The men and women behind 'Seeing Beyond'
MANILA, Philippines – Sharing stunning visuals online has never been easier. Thanks to Facebook and Instagram, we see hundreds of photos every single day. Unfortunately, there’s just too much content vying for our attention that we rarely have the time to pause and look beyond the pretty picture.
Photographers Angela Panlilio, Bern Wong, Jeff Dytuco, Michael Olivares, Fred Tiongson, and Tony Rivera had one goal in mind: Encourage people to go beyond “postcard-pretty pictures.” With a collection of striking and unconventional photographs, these artists put up an exhibit called Seeing Beyond with the sole purpose of pushing the envelope further for both photographers and enthusiasts, alike.
“As a group, we just felt we want to elevate photography to a fine art. We just felt that we can we push it a little bit, to a point where it’s not typical landscape, its not typical street, its not typical portrait,” Panlilio shared.
“I guess our goal was to open the minds of the viewers, see how the photos will speak to them. That’s our initial goal. We want be able to present photography in a different light.”
The photographs on exhibit aims to encourage the audience to take a deeper look not only into their surroundings but more so into their own philosophies. Proceeds from the exhibit-sale will benefit ERDA Tech Vocational School.
Visit Seeing Beyond photo exhibit at The Shoppes Artway of Solaire Resort & Casino in Parañaque City. Exhibit runs from January 4- 25, 2018.
Having an emotional connection with the audience has always been at the core of Wong’s art.

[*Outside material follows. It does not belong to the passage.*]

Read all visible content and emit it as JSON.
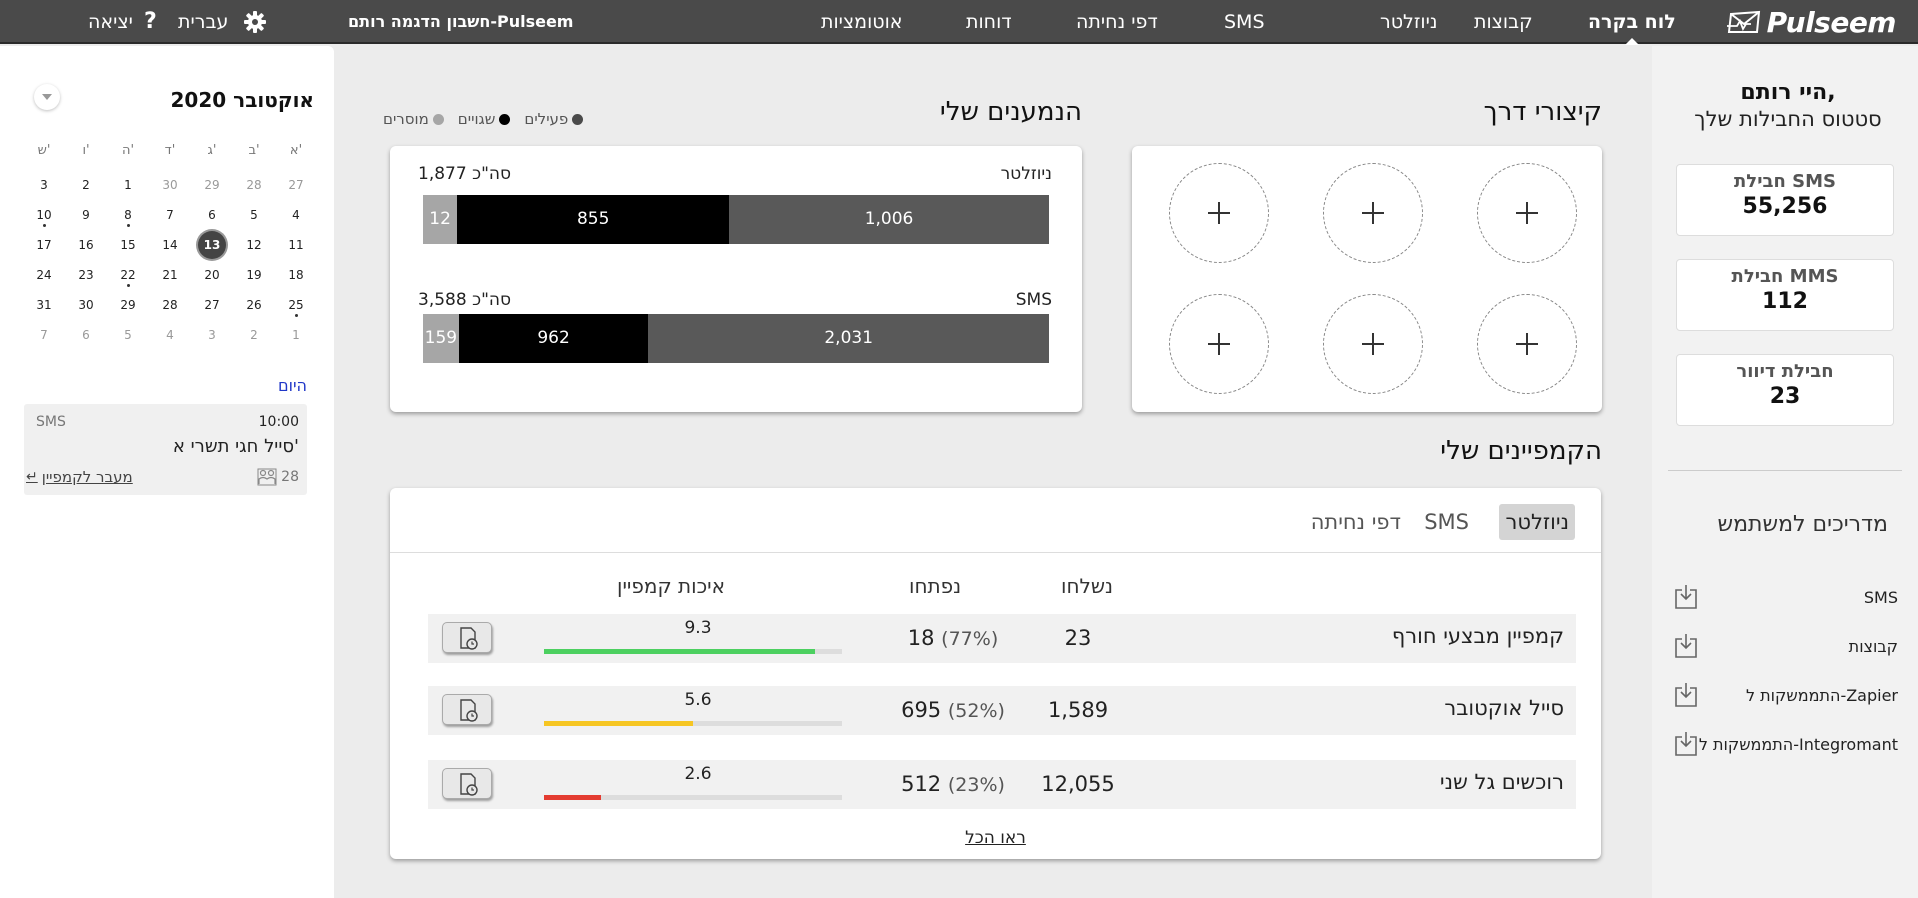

While typical landscapes are that of beaches, mountains, or deserts, she opted to “remove everything recognizable” and let the “essence of the place” speak for itself.
“I want you to look at it and not say, ‘Saan kaya ito?’ I want you to look at it and say, ‘Wow, I feel sad,’ ‘I feel the melancholy,’ ‘I felt joy, the serenity.’ There’s a story to every scene. I want something that can move people that can engage them, emotionally.”

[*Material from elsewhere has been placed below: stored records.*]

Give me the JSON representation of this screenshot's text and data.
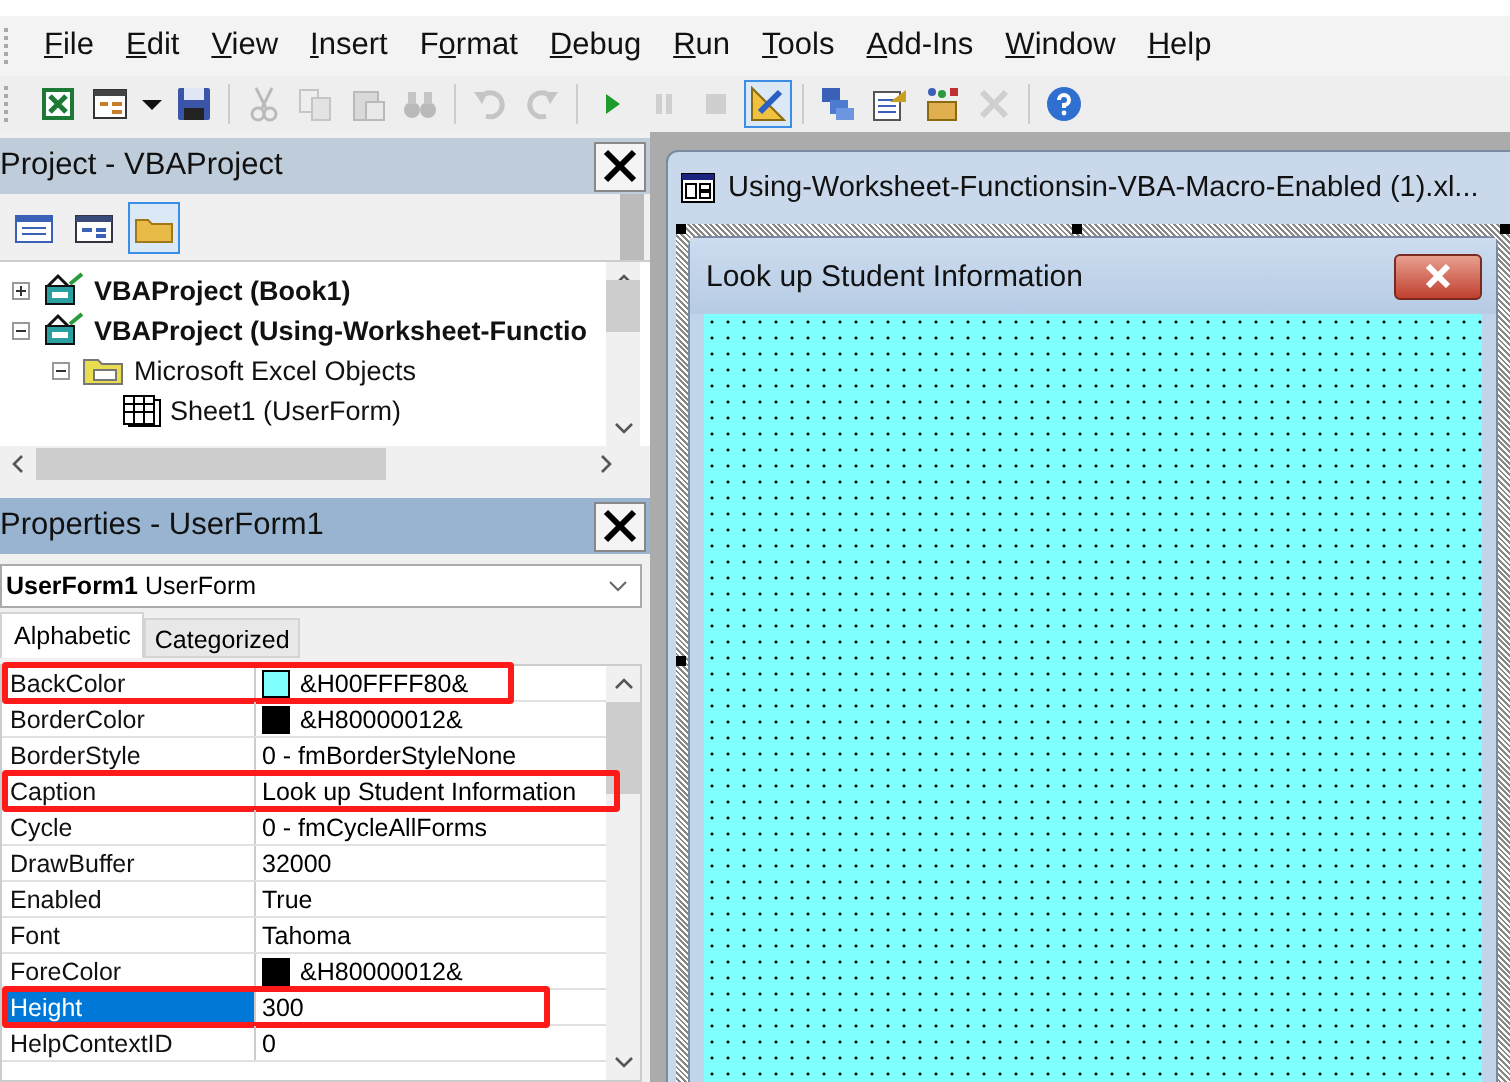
{
  "menu": [
    {
      "key": "F",
      "post": "ile"
    },
    {
      "key": "E",
      "post": "dit"
    },
    {
      "key": "V",
      "post": "iew"
    },
    {
      "key": "I",
      "post": "nsert"
    },
    {
      "pre": "F",
      "key": "o",
      "post": "rmat"
    },
    {
      "key": "D",
      "post": "ebug"
    },
    {
      "key": "R",
      "post": "un"
    },
    {
      "key": "T",
      "post": "ools"
    },
    {
      "key": "A",
      "post": "dd-Ins"
    },
    {
      "key": "W",
      "post": "indow"
    },
    {
      "key": "H",
      "post": "elp"
    }
  ],
  "toolbar": [
    {
      "kind": "excel",
      "disabled": false,
      "selected": false
    },
    {
      "kind": "insert-form",
      "disabled": false,
      "selected": false
    },
    {
      "kind": "dropdown",
      "disabled": false,
      "selected": false
    },
    {
      "kind": "save",
      "disabled": false,
      "selected": false
    },
    {
      "kind": "sep"
    },
    {
      "kind": "cut",
      "disabled": true,
      "selected": false
    },
    {
      "kind": "copy",
      "disabled": true,
      "selected": false
    },
    {
      "kind": "paste",
      "disabled": true,
      "selected": false
    },
    {
      "kind": "find",
      "disabled": true,
      "selected": false
    },
    {
      "kind": "sep"
    },
    {
      "kind": "undo",
      "disabled": true,
      "selected": false
    },
    {
      "kind": "redo",
      "disabled": true,
      "selected": false
    },
    {
      "kind": "sep"
    },
    {
      "kind": "run",
      "disabled": false,
      "selected": false
    },
    {
      "kind": "pause",
      "disabled": true,
      "selected": false
    },
    {
      "kind": "stop",
      "disabled": true,
      "selected": false
    },
    {
      "kind": "design",
      "disabled": false,
      "selected": true
    },
    {
      "kind": "sep"
    },
    {
      "kind": "explorer",
      "disabled": false,
      "selected": false
    },
    {
      "kind": "properties",
      "disabled": false,
      "selected": false
    },
    {
      "kind": "browser",
      "disabled": false,
      "selected": false
    },
    {
      "kind": "tools",
      "disabled": true,
      "selected": false
    },
    {
      "kind": "sep"
    },
    {
      "kind": "help",
      "disabled": false,
      "selected": false
    }
  ],
  "project_panel": {
    "title": "Project - VBAProject",
    "toolbar": [
      {
        "kind": "view-code",
        "selected": false
      },
      {
        "kind": "view-object",
        "selected": false
      },
      {
        "kind": "toggle-folders",
        "selected": true
      }
    ],
    "tree": [
      {
        "label": "VBAProject (Book1)",
        "kind": "project",
        "expanded": false
      },
      {
        "label": "VBAProject (Using-Worksheet-Functio",
        "kind": "project",
        "expanded": true,
        "children": [
          {
            "label": "Microsoft Excel Objects",
            "kind": "folder",
            "expanded": true,
            "children": [
              {
                "label": "Sheet1 (UserForm)",
                "kind": "sheet"
              }
            ]
          }
        ]
      }
    ]
  },
  "properties_panel": {
    "title": "Properties - UserForm1",
    "object": {
      "name": "UserForm1",
      "type": "UserForm"
    },
    "tabs": [
      {
        "label": "Alphabetic",
        "selected": true
      },
      {
        "label": "Categorized",
        "selected": false
      }
    ],
    "rows": [
      {
        "name": "BackColor",
        "value": "&H00FFFF80&",
        "color": "#80ffff",
        "selected": false,
        "highlighted": true
      },
      {
        "name": "BorderColor",
        "value": "&H80000012&",
        "color": "#000000",
        "selected": false,
        "highlighted": false
      },
      {
        "name": "BorderStyle",
        "value": "0 - fmBorderStyleNone",
        "selected": false,
        "highlighted": false
      },
      {
        "name": "Caption",
        "value": "Look up Student Information",
        "selected": false,
        "highlighted": true
      },
      {
        "name": "Cycle",
        "value": "0 - fmCycleAllForms",
        "selected": false,
        "highlighted": false
      },
      {
        "name": "DrawBuffer",
        "value": "32000",
        "selected": false,
        "highlighted": false
      },
      {
        "name": "Enabled",
        "value": "True",
        "selected": false,
        "highlighted": false
      },
      {
        "name": "Font",
        "value": "Tahoma",
        "selected": false,
        "highlighted": false
      },
      {
        "name": "ForeColor",
        "value": "&H80000012&",
        "color": "#000000",
        "selected": false,
        "highlighted": false
      },
      {
        "name": "Height",
        "value": "300",
        "selected": true,
        "highlighted": true
      },
      {
        "name": "HelpContextID",
        "value": "0",
        "selected": false,
        "highlighted": false
      }
    ]
  },
  "designer": {
    "title": "Using-Worksheet-Functionsin-VBA-Macro-Enabled (1).xl...",
    "form_caption": "Look up Student Information"
  }
}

The exhibit is a little more personal for Panlilio. Rather than focus on the “grimy and depressing” side of street photography, she decided to share her personal journey of faith through a collection of layered photographs.
Just like Wong, Dytuco wanted to veer away from the usual postcard shots. By simulating charcoal sketches and watercolor artworks, he was able to present a different treatment to the typical landscape. The series of photos was taken at a fishing village in China, which he described as a haven for landscape photographers.

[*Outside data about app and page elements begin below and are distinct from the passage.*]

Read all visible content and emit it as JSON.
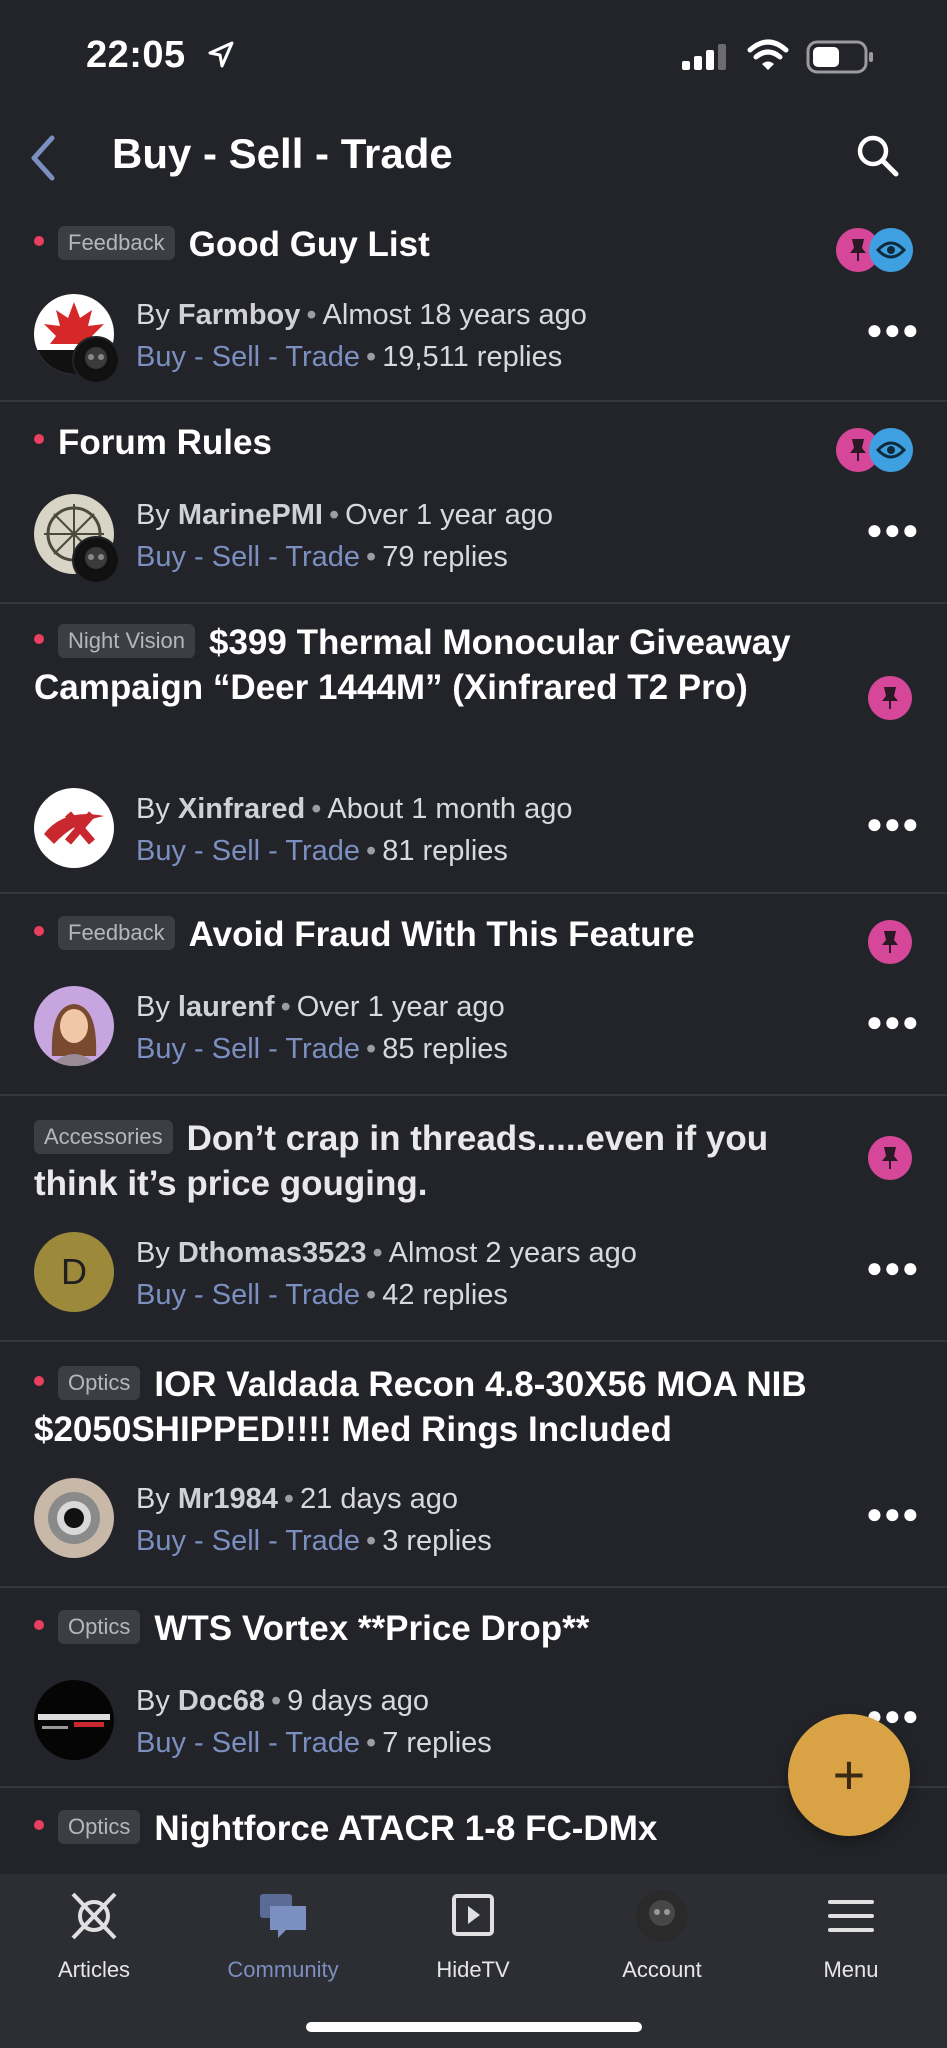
{
  "status_bar": {
    "time": "22:05"
  },
  "nav": {
    "title": "Buy - Sell - Trade"
  },
  "topics": [
    {
      "tag": "Feedback",
      "title": "Good Guy List",
      "author": "Farmboy",
      "age": "Almost 18 years ago",
      "forum": "Buy - Sell - Trade",
      "replies": "19,511 replies"
    },
    {
      "tag": "",
      "title": "Forum Rules",
      "author": "MarinePMI",
      "age": "Over 1 year ago",
      "forum": "Buy - Sell - Trade",
      "replies": "79 replies"
    },
    {
      "tag": "Night Vision",
      "title": "$399 Thermal Monocular Giveaway Campaign “Deer 1444M” (Xinfrared T2 Pro)",
      "author": "Xinfrared",
      "age": "About 1 month ago",
      "forum": "Buy - Sell - Trade",
      "replies": "81 replies"
    },
    {
      "tag": "Feedback",
      "title": "Avoid Fraud With This Feature",
      "author": "laurenf",
      "age": "Over 1 year ago",
      "forum": "Buy - Sell - Trade",
      "replies": "85 replies"
    },
    {
      "tag": "Accessories",
      "title": "Don’t crap in threads.....even if you think it’s price gouging.",
      "author": "Dthomas3523",
      "age": "Almost 2 years ago",
      "forum": "Buy - Sell - Trade",
      "replies": "42 replies",
      "avatar_letter": "D"
    },
    {
      "tag": "Optics",
      "title": "IOR Valdada Recon 4.8-30X56 MOA NIB $2050SHIPPED!!!!  Med Rings Included",
      "author": "Mr1984",
      "age": "21 days ago",
      "forum": "Buy - Sell - Trade",
      "replies": "3 replies"
    },
    {
      "tag": "Optics",
      "title": "WTS Vortex **Price Drop**",
      "author": "Doc68",
      "age": "9 days ago",
      "forum": "Buy - Sell - Trade",
      "replies": "7 replies"
    },
    {
      "tag": "Optics",
      "title": "Nightforce ATACR 1-8 FC-DMx"
    }
  ],
  "meta_words": {
    "by": "By",
    "sep": "•"
  },
  "tabs": [
    {
      "label": "Articles",
      "icon": "articles-logo-icon"
    },
    {
      "label": "Community",
      "icon": "chat-bubbles-icon",
      "active": true
    },
    {
      "label": "HideTV",
      "icon": "play-icon"
    },
    {
      "label": "Account",
      "icon": "avatar"
    },
    {
      "label": "Menu",
      "icon": "hamburger-icon"
    }
  ],
  "colors": {
    "background": "#232429",
    "unread_dot": "#e8405e",
    "pin": "#d6479a",
    "watch": "#3ea0e0",
    "link": "#7b8fc0",
    "fab": "#d9a345"
  }
}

Going beyond the traditional portrait with one person posing, Rivera took photos of two people facing each other, each juxtaposition telling a different story, evoking emotions of joy, hope, awe, amusement, gratitude, and serenity.
“So, most of the pictures they’re not necessarily pretty and they’re not intended to be, but they’re intended to be able to touch you. Make you think,” he said.
As a still life photographer, Olivares has complete control over the entire picture’s composition, each crafted carefully with a specific purpose. It invites the audience to use their imagination to find hidden meanings and symbolisms.
“In still life you create the image. You don’t find the image – you create it. So, when you create, you have to have something to say bout it. It has to have meaning or else it’s just a picture.” – Rappler.com